• PROVIDED INFORMATION:
..............................
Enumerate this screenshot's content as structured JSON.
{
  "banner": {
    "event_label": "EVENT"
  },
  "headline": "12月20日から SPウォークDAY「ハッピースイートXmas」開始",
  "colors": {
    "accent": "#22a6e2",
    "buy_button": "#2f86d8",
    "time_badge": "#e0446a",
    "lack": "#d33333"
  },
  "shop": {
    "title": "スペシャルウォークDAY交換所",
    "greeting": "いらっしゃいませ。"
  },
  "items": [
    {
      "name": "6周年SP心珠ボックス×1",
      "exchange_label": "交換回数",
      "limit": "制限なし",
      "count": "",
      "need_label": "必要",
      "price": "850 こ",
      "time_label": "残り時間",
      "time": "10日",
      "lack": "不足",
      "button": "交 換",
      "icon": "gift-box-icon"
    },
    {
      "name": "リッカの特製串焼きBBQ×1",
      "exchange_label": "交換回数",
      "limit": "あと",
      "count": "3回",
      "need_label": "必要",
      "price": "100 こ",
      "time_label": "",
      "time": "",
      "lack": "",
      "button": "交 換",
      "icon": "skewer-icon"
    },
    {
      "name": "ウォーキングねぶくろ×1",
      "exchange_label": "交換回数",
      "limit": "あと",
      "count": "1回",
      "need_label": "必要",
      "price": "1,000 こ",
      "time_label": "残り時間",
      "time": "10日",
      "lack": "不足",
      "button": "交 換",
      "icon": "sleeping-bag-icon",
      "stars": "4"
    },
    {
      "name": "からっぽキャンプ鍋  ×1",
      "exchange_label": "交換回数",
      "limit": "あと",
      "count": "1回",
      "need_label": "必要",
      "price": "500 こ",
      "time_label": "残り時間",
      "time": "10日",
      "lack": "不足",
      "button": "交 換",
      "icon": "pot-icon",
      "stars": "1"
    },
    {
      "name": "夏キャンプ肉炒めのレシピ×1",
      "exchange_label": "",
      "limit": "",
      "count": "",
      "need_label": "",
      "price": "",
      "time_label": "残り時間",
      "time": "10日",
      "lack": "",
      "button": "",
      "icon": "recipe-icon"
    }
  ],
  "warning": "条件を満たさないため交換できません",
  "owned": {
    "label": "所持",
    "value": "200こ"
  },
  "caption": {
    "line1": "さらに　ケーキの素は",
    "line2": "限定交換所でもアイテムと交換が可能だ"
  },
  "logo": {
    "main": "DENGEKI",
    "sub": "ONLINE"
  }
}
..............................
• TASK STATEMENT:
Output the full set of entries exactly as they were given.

• WRITTEN ANSWER:
Enumerate this screenshot's content as structured JSON.
{
  "banner": {
    "event_label": "EVENT"
  },
  "headline": "12月20日から SPウォークDAY「ハッピースイートXmas」開始",
  "colors": {
    "accent": "#22a6e2",
    "buy_button": "#2f86d8",
    "time_badge": "#e0446a",
    "lack": "#d33333"
  },
  "shop": {
    "title": "スペシャルウォークDAY交換所",
    "greeting": "いらっしゃいませ。"
  },
  "items": [
    {
      "name": "6周年SP心珠ボックス×1",
      "exchange_label": "交換回数",
      "limit": "制限なし",
      "count": "",
      "need_label": "必要",
      "price": "850 こ",
      "time_label": "残り時間",
      "time": "10日",
      "lack": "不足",
      "button": "交 換",
      "icon": "gift-box-icon"
    },
    {
      "name": "リッカの特製串焼きBBQ×1",
      "exchange_label": "交換回数",
      "limit": "あと",
      "count": "3回",
      "need_label": "必要",
      "price": "100 こ",
      "time_label": "",
      "time": "",
      "lack": "",
      "button": "交 換",
      "icon": "skewer-icon"
    },
    {
      "name": "ウォーキングねぶくろ×1",
      "exchange_label": "交換回数",
      "limit": "あと",
      "count": "1回",
      "need_label": "必要",
      "price": "1,000 こ",
      "time_label": "残り時間",
      "time": "10日",
      "lack": "不足",
      "button": "交 換",
      "icon": "sleeping-bag-icon",
      "stars": "4"
    },
    {
      "name": "からっぽキャンプ鍋  ×1",
      "exchange_label": "交換回数",
      "limit": "あと",
      "count": "1回",
      "need_label": "必要",
      "price": "500 こ",
      "time_label": "残り時間",
      "time": "10日",
      "lack": "不足",
      "button": "交 換",
      "icon": "pot-icon",
      "stars": "1"
    },
    {
      "name": "夏キャンプ肉炒めのレシピ×1",
      "exchange_label": "",
      "limit": "",
      "count": "",
      "need_label": "",
      "price": "",
      "time_label": "残り時間",
      "time": "10日",
      "lack": "",
      "button": "",
      "icon": "recipe-icon"
    }
  ],
  "warning": "条件を満たさないため交換できません",
  "owned": {
    "label": "所持",
    "value": "200こ"
  },
  "caption": {
    "line1": "さらに　ケーキの素は",
    "line2": "限定交換所でもアイテムと交換が可能だ"
  },
  "logo": {
    "main": "DENGEKI",
    "sub": "ONLINE"
  }
}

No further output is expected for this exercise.